  43. 43.
    Dandekar, T., Fieselmann, A., Majeed, S., & Ahmed, Z. (2014). Software applications toward quantitative metabolic flux analysis and modeling. Briefings in Bioinformatics, 15(1), 91–107.CrossRefPubMedGoogle Scholar
  44. 44.
    Saeki, A., Matsushita, K. T. H., Theeragool, G., Lotong, N. A. O., & Taniguchi, M. (1997). Microbiological aspects of acetate oxidation by acetic acid bacteria, unfavorable phenomena in vinegar fermentation. Bioscience Biotechnology and Biochemistry, 61(2), 317–323.CrossRefGoogle Scholar
  45. 45.
    Longacre, A., Reimers, J. M., Gannon, J. E., & Wright, B. E. (1997). Flux analysis of glucose metabolism in rhizopus oryzae for the purpose of increasing lactate yields. Fungal Genetics and Biology, 21(1), 30–39.CrossRefPubMedGoogle Scholar
  46. 46.
    McKinlay, J. B., Shachar-Hill, Y., Zeikus, J. G., & Vieille, C. (2007). Determining Actinobacillus succino genes metabolic pathways and fluxes by NMR and GC-MS analysis of 13C-labeled metabolic product isotopomers. Metabolic Engineering, 9(2), 177–192.CrossRefPubMedGoogle Scholar
  47. 47.
    Antoniewicz, M. R. (2015). Methods and advances in metabolic flux analysis: a mini-review. J. Ind. Microbiol. Biot., 42(3), 317–325.CrossRefGoogle Scholar
  48. 48.
    Krivoruchko, A., Zhang, Y., Siewers, V., Chen, Y., & Nielsen, J. (2015). Microbial acetyl-CoA metabolism and metabolic engineering. Metabolic Engineering, 28, 28–42.CrossRefPubMedGoogle Scholar

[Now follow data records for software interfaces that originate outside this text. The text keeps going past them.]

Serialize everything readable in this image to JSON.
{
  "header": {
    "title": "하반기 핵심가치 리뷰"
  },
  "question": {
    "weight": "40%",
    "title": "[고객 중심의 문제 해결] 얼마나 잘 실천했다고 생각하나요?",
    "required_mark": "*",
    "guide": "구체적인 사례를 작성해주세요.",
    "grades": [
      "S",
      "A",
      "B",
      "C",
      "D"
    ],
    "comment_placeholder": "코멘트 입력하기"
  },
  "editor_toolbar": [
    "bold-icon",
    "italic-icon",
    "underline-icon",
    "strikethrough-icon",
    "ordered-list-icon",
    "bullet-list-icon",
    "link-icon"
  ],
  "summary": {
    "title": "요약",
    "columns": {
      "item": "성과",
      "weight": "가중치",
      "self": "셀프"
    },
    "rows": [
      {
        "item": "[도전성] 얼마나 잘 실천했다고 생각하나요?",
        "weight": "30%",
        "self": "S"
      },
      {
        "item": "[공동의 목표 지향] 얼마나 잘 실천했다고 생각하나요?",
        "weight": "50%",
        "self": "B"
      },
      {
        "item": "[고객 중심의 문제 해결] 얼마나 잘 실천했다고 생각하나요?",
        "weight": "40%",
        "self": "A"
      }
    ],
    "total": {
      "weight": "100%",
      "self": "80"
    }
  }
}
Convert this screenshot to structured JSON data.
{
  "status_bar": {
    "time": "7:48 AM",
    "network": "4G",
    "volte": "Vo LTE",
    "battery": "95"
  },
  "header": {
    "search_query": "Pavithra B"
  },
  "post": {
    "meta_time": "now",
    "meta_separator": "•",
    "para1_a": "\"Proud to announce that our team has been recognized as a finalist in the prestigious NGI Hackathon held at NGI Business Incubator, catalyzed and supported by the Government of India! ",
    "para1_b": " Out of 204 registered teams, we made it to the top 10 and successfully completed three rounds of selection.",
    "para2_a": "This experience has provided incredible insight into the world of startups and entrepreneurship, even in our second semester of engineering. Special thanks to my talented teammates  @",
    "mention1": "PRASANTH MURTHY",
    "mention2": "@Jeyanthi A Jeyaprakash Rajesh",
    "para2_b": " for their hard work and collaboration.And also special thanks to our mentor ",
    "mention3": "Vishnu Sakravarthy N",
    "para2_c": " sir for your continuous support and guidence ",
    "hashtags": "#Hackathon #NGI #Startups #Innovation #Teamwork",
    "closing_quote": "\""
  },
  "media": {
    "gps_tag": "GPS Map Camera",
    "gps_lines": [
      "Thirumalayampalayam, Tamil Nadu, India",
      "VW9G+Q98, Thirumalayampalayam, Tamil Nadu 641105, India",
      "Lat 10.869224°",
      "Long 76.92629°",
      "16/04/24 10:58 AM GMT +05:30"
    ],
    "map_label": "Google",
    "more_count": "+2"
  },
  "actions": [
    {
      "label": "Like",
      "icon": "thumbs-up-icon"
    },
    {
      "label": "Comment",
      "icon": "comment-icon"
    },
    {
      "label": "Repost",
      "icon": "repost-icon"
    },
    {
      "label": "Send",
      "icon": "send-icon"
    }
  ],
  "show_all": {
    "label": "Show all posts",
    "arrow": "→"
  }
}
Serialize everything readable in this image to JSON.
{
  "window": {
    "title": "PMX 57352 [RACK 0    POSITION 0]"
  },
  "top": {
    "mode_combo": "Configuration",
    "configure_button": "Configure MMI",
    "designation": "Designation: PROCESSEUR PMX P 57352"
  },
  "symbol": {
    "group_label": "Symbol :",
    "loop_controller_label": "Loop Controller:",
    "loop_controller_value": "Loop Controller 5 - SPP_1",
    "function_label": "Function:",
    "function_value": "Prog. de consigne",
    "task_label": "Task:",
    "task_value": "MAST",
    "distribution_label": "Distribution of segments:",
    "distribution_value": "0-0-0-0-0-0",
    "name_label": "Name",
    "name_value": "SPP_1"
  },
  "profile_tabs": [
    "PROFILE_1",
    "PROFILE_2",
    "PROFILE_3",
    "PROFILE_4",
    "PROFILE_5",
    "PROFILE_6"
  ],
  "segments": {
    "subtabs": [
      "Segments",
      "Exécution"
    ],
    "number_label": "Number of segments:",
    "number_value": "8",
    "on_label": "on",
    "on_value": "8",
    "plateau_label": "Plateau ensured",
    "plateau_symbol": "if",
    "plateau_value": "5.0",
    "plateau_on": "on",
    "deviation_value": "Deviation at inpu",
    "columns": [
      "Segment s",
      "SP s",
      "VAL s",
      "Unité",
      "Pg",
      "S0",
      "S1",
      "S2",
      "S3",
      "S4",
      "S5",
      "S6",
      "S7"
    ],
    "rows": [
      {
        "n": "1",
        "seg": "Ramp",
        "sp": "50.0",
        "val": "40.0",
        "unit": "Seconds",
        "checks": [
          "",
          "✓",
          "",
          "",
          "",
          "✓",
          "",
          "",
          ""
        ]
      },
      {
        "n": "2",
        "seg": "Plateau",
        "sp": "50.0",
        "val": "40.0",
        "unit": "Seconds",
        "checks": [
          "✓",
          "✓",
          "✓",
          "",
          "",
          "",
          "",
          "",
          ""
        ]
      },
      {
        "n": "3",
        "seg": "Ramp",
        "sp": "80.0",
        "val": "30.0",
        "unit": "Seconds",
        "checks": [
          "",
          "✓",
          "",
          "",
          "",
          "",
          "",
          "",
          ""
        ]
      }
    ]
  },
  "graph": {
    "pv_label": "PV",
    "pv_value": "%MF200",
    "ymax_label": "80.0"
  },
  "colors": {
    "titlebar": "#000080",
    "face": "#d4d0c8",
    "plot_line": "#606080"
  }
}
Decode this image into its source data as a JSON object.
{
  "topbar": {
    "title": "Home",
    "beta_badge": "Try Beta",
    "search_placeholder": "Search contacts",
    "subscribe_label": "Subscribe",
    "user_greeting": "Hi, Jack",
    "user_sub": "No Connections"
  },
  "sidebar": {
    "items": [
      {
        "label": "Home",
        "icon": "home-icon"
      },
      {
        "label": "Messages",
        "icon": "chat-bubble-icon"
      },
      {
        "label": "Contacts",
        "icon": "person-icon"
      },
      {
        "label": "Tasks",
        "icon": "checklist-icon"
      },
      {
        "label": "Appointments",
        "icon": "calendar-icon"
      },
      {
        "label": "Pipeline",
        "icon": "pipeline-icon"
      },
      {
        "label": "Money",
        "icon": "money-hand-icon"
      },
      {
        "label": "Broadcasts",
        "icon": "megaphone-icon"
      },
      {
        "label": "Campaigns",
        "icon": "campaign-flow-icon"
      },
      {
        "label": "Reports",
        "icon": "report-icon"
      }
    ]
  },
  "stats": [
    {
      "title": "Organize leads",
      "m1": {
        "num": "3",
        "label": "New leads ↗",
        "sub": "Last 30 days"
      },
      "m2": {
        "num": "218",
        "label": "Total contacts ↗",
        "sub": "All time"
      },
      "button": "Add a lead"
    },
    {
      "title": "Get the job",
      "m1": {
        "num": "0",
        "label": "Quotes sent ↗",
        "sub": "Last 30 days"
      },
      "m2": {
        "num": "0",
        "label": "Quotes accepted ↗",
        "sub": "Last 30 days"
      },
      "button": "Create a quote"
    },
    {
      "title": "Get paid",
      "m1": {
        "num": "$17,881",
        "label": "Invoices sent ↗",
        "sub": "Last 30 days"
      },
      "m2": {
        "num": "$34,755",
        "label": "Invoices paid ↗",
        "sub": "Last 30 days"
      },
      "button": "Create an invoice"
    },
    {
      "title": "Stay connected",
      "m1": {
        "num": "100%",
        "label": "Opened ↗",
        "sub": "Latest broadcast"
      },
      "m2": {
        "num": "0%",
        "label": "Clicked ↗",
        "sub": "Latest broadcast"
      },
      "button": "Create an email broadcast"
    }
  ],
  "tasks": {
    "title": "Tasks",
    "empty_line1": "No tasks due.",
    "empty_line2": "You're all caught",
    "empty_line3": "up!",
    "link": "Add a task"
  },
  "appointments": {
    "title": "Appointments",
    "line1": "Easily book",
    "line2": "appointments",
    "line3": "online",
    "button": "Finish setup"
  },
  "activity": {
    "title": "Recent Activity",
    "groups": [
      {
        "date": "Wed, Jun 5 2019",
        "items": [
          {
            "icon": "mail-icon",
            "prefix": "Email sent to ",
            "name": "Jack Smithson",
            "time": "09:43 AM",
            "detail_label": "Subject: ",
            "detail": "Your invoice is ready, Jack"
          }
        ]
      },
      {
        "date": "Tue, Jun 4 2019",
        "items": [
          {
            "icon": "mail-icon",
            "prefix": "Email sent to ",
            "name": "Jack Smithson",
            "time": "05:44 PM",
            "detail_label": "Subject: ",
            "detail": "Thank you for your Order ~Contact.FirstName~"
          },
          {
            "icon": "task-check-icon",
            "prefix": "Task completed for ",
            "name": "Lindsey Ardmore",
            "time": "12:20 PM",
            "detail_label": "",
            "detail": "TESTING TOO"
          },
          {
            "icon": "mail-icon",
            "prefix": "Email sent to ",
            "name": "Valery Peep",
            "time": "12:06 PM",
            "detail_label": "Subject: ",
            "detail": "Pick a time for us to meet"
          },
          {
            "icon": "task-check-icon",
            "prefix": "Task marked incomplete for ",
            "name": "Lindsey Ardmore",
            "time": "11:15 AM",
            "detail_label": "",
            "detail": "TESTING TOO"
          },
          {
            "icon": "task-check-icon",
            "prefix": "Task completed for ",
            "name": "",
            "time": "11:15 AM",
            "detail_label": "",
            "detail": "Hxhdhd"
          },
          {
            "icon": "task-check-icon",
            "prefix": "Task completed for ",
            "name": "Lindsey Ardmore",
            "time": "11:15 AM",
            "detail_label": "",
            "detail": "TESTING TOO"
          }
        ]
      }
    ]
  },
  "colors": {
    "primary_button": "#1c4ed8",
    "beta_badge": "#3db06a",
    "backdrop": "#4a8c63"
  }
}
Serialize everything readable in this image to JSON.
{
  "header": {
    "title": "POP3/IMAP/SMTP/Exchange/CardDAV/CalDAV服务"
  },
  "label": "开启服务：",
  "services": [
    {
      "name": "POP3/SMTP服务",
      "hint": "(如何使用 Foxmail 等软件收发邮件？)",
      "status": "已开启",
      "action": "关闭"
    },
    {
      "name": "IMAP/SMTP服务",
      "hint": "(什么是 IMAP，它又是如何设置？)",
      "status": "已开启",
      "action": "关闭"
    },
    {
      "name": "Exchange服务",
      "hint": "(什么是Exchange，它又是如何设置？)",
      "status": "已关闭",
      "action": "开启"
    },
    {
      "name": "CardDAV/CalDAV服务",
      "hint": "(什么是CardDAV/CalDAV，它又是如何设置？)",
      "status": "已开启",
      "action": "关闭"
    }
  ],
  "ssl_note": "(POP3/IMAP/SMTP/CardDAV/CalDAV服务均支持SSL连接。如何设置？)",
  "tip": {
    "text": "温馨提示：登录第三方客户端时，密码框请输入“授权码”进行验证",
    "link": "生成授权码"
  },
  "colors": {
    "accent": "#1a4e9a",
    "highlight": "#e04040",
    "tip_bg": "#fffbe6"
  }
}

Copyright information

© Springer Science+Business Media, LLC, part of Springer Nature 2018

Authors and Affiliations

  • Xuefeng Wu
    • 1
    • 2
  • Hongli Yao
    • 1
  • Qing Liu
    • 1
  • Zhi Zheng
    • 1
    • 2
  • Lili Cao
    • 1
    • 2
  • Dongdong Mu
    • 1
  • Hualin Wang
    • 1
    • 2
  • Shaotong Jiang
    • 1
    • 2
  • Xingjiang Li
    • 1
    • 2
  1. 1.School of Food Science and EngineeringHefei University of TechnologyHefei CityPeople’s Republic of China
  2. 2.Key Laboratory for Agricultural Products Processing of Anhui ProvinceHefeiPeople’s Republic of China

Personalised recommendations